The arms ban is nominal because Syria gets most of its guns from non-EU suppliers. Germany and Italy were the top EU arms exporters in 2009, but the total sales amounted to less than €4 million.

The EU list of repressive equipment includes items such as razor wire, water cannons, anti-riot body armour and bayonets.

Meanwhile, UK press is reporting on Tuesday that President al-Assad's wife, Asma, a designer-label-loving socialite born and educated in Britain, has left Syria with the couple's three young children and is living in London.

The British daily The Telegraph cited a senior Arabic diplomat as saying: "Clearly her presence could cause huge embarrassment to the British, so none of this has been made public."

EU red-flags Israel's Givat Hamatos settlement

New Israeli settlements around Jerusalem could do more harm to Middle East peace than Israel's recent deals with Arab states did good, EU foreign relations chief Josep Borrell has indicated.


There is 'no Russia-Turkey alliance'

Talk of a grand Turkey-Russia realignment is premature, Nato and Russia experts say - despite Putin and Erdoğan's friendly ties.


New EU sanctions to hit Belarusian oligarchs

Regime-linked Belarusian tycoons are to face new sanctions, while EU-Belarus relations are being cut to a minimum, according to an internal EU paper, seen by EUobserver.

News in Brief

  1. Brexit talks pick up pace once more
  2. MEPs back US trade detente
  3. Iran diplomat to stand trial in Belgium over 'France bomb plot'
  4. Trump says he'll leave if Biden wins Electoral College vote
  5. EU Parliament: Polish abortion ban risks womens' lives
  6. UN experts warn against racial profiling
  7. EU auditors raise red flag over maritime protection
  8. Four students charged in France's beheading case


The under-reported power struggle at the top of the OSCE

An internal power struggle has undermined the world's leading international security body since the summer.
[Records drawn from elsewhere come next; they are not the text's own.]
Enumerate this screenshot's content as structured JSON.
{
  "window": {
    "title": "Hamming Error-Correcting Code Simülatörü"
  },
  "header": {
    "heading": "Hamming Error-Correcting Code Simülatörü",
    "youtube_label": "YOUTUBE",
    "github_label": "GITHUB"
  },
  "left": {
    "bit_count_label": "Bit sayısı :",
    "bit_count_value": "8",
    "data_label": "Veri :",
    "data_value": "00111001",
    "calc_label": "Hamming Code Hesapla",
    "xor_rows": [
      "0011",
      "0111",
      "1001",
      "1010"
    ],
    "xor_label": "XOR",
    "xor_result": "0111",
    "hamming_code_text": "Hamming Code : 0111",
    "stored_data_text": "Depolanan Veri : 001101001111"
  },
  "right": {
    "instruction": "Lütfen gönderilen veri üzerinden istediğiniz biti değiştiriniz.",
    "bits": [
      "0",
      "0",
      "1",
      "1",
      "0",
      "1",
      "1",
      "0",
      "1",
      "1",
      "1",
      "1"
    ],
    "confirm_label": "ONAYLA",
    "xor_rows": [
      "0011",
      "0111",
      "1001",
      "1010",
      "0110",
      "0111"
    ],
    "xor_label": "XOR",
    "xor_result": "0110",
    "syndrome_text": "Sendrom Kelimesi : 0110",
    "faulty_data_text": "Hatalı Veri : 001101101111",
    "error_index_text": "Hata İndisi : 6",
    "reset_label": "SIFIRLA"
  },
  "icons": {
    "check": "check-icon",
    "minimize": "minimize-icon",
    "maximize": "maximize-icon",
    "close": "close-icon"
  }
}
The OSCE is due to finally get new leaders in December but the unprecedented power vacuum has hit at a crunch time for hotspots worldwide.

Stakeholders' Highlights

  1. Nordic Council of MinistersJoin the Nordic climate debate on 17 November!
  2. UNESDAMaking healthier diets the easy choice
  3. Nordic Council of MinistersUN Secretary General to meet with Nordic Council on COVID-19
  4. UNESDAWell-designed Deposit Return Schemes can help reach Single-Use Plastics Directive targets
  5. Nordic Council of MinistersNordic Council meets Belarusian opposition leader Svetlana Tichanovskaja
  6. Nordic Council of MinistersNordic Region to invest DKK 250 million in green digitalised business sector

Latest News

  1. Erdoğan jails hundreds for life, as EU weighs relations
  2. Italian energy giant director advising EU foreign policy chief
  3. Poland and Hungary say rule-of-law link needs treaty change
  4. Portuguese presidency to focus on social rights and India
  5. The under-reported power struggle at the top of the OSCE
  6. Poland hammered on women's rights in EU debate
  7. EU 'front-line' states want clearer migration rules
  8. Von der Leyen tells Poland and Hungary to go to court

Join EUobserver

Support quality EU news

Join us